- Logging debris in the stream.
- Mechanical site preparation or machine planting.
- Portable sawmills or log decks.
- Broadcast application of any pesticide
- Road construction except where necessary for stream crossing.
Perennial and Intermittent Streams
- Use all types of silvicultural harvest systems.
- Use site preparation practices that do not significantly disturb surface soil.
- Hand or machine plant or direct seed.
- Carefully use wheeled or tracked vehicles.
- Handle and store toxic and hazardous materials such as fuels, lubricants, and solvents outside of the SMZ.
- Portable sawmills and log decks.
- Road construction, except where necessary for stream crossing.
- Excessive rutting, especially where ruts run perpendicular to a stream.
- Exposing more than 15% of the mineral soil.
|Percent Slope Perpendicular to Stream||Width of SMZ on each side (feet)|
|Less than 5%||40||Trout|
|5% - 20%||40||80||40|
|21% - 40%||40||80||80|
|Greater than 40%||40||80||120|
Figure 2. Recommended primary and secondary Streamside Management Zone (SMZ) widths for perennial and intermittent streams.
Ephemeral streams generally flow in the upper reaches of a watershed following precipitation. Although well-defined channels may be present in unique situations, ephemeral streams (commonly referred to as drains) rarely carry enough runoff to displace soil, but they may displace the litter on top of the soil. They do flow directly into intermittent and perennial streams. Therefore, the forest floor in ephemeral areas should be protected so that sediment can be filtered out before runoff enters the watercourse. Handle and store toxic and hazardous material such as fuel, lubricants, and solvents outside the ephemeral area.
- Portable sawmills and log decks within the drain.
- Skidding logs during wet conditions within the drain except at infrequent planned crossings.
- Site preparation practices that significantly disturb the soil within the ephemeral area.
- Applying pesticides or fertilizers if surface water is present.
- Altering the flow of the runoff.
- Road construction except where necessary for crossings.
- Emptying road runoff directly into drains.
Trout require cool, clear streams. They, and the aquatic insects they feed on, are especially sensitive to increased sedimentation. Since South Carolina is near the southern limit of the trout's range, water temperature is also a critical factor. It is therefore important to take special precautions to minimize sedimentation and to maintain a shade cover to prevent excessive warming of the water.
- Increase the width of the primary SMZ from 40 feet to 80 feet on slopes over 5%.
- Drain water from roads and skid roads onto ridges and side slopes. Drainage structures should not divert water directly into streams.
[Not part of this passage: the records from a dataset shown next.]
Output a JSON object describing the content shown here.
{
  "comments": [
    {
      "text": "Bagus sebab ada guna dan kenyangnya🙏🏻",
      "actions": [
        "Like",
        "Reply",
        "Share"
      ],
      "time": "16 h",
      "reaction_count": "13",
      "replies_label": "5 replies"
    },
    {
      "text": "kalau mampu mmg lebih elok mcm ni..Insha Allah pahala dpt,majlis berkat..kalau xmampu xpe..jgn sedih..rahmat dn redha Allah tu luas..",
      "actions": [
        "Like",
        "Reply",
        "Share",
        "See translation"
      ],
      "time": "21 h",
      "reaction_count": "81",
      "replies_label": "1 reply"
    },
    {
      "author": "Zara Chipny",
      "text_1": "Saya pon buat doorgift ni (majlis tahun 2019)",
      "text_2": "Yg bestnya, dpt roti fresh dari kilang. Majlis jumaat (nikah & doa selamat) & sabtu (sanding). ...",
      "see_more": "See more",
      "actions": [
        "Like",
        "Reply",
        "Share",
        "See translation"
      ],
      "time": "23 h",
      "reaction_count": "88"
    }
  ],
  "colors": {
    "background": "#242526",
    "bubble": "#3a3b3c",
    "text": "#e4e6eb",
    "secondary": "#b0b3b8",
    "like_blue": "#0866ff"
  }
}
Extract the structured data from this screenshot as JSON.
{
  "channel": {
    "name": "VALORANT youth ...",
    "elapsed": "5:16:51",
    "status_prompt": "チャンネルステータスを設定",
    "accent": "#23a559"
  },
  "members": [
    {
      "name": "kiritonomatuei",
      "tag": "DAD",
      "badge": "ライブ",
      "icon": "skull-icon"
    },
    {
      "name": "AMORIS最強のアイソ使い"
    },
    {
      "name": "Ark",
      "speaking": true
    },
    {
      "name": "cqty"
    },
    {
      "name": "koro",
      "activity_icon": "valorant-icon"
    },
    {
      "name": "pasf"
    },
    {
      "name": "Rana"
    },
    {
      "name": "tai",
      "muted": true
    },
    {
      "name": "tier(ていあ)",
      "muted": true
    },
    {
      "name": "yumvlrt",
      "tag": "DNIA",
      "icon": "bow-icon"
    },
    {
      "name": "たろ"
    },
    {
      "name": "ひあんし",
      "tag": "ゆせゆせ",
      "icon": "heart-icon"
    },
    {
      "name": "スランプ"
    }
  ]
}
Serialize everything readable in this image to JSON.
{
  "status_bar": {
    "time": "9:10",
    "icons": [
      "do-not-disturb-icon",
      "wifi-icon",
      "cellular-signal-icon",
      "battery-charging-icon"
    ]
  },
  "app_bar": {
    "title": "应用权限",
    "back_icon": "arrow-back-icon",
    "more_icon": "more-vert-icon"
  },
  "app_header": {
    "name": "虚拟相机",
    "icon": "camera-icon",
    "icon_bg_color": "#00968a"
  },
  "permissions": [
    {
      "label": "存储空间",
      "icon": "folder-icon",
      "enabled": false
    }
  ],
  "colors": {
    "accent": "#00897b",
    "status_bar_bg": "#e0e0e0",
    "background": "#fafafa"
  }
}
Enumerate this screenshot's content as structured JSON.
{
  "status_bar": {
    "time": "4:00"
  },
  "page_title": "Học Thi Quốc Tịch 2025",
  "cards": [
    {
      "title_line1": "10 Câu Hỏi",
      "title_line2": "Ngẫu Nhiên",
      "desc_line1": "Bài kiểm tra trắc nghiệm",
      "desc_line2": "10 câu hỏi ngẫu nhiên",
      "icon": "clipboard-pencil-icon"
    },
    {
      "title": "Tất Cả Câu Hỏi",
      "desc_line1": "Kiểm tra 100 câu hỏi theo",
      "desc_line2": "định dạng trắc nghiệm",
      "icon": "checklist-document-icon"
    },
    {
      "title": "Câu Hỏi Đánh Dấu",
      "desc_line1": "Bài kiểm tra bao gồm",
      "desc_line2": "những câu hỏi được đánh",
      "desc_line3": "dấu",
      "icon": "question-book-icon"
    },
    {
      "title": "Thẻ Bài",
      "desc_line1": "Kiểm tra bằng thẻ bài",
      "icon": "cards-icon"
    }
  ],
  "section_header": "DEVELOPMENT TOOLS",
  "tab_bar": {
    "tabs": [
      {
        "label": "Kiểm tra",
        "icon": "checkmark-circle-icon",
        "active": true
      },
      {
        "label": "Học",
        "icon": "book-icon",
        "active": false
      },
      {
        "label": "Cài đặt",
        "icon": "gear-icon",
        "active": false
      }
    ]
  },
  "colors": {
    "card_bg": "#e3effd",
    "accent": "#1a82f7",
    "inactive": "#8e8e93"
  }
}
- Revegetate exposed soils within the SMZ following road construction as soon as possible to take advantage of the loose soil conditions for seeding.
- Use mulch, gravel, and/or rock if needed to help stabilize fills where roads and skid roads cross streams.
Trout Waters in South Carolina
|Cox Camp Creek||Greenville||The entire creek tributary to the Middle Saluda River|
|East Fork Chattooga River||Oconee||That portion of the river from its confluence with Indian Camp Branch to the Chattooga River|
|Emory Creek||Pickens||The creek from the northern boundary of Table Rock Resort property to its confluence with the Oolenoy River|
|Lake Jocassee||Oconee||The entire lake|
|Matthews Creek||Greenville||From the end of State land in the Mountain Bridge Area to its confluence with the South Saluda River|
|Saluda River (main stem)||Lexington/Richland||That portion from the Lake Murray Dam to the confluence with the Broad River|
|Savannah River||Abbeville||From Lake Hartwell Dam to the head waters of Lake Russell|
|Swaford Creek||Oconee||The entire creek tributary to East Fork Chattooga River|
|Whetstone Creek||Oconee||The entire creek tributary to the Chattooga River|
|Willis Creek||Pickens||The creek from the northern boundary of Table Rock Resort property to its confluence with the Oolenoy River|
Stream Crossings / Forest Road Construction / Timber Harvesting / Site Preparation / Reforestation / Prescribed Burning / Pesticides / Fertilization / Minor Drainage / Endangered Species Act / Additional Management Options: Wildlife Management / Glossary